Matthew 13:24-30, 36-43
He put before them another parable: “The kingdom of heaven may be compared to someone who sowed good seed in his field; but while everybody was asleep, an enemy came and sowed weeds among the wheat, and then went away. So when the plants came up and bore grain, then the weeds appeared as well. And the slaves of the householder came and said to him, ‘Master, did you not sow good seed in your field? Where, then, did these weeds come from?’ He answered, ‘An enemy has done this.’ The slaves said to him, ‘Then do you want us to go and gather them?’ But he replied, ‘No; for in gathering the weeds you would uproot the wheat along with them. Let both of them grow together until the harvest; and at harvest time I will tell the reapers, Collect the weeds first and bind them in bundles to be burned, but gather the wheat into my barn.’” Then he left the crowds and went into the house. And his disciples approached him, saying, “Explain to us the parable of the weeds of the field.” He answered, “The one who sows the good seed is the Son of Man; the field is the world, and the good seed are the children of the kingdom; the weeds are the children of the evil one, and the enemy who sowed them is the devil; the harvest is the end of the age, and the reapers are angels. Just as the weeds are collected and burned up with fire, so will it be at the end of the age. The Son of Man will send his angels, and they will collect out of his kingdom all causes of sin and all evildoers, and they will throw them into the furnace of fire, where there will be weeping and gnashing of teeth. Then the righteous will shine like the sun in the kingdom of their Father. Let anyone with ears listen!
Food for Thought:

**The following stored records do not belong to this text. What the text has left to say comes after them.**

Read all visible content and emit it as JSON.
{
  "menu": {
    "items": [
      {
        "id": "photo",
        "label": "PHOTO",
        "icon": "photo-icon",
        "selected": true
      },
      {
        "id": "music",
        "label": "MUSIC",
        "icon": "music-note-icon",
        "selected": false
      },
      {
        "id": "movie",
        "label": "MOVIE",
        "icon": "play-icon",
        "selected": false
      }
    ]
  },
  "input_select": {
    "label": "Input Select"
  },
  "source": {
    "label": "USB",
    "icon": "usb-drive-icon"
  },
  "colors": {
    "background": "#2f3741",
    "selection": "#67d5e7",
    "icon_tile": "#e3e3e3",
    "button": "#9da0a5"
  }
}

The Parable of the Sower is one of the parables of Jesus that is found in the Synoptic Gospels: Matthew, Mark and Luke. In this story, a sower dropped seed on the path, on rocky ground, and among thorns, and the seed was lost; but when seed fell on good earth, it grew, yielding thirty, sixty, and a hundredfold. The guiding image when I read this passage of Scripture is that the spiritual life or a connection to God takes work. All too often we don’t spend the time we need to cultivate the relationships in our lives, whether that is a relationship with God or another person. In this passage, we are reminded of the importance of taking time to nurture our souls. Being patient and not hurrying through our relationship with God: praying, reading Scripture, giving alms to the poor, and visiting those who are sick, are just a few examples of things that we can do to cultivate our spiritual life. Today, I encourage you to do one thing to nurture your soul.
Faithful God, you care for us with compassion and firmness, urging us to grow in love for you and for one another. Through Christ, may we hear more deeply your call to be rooted in your way. Amen.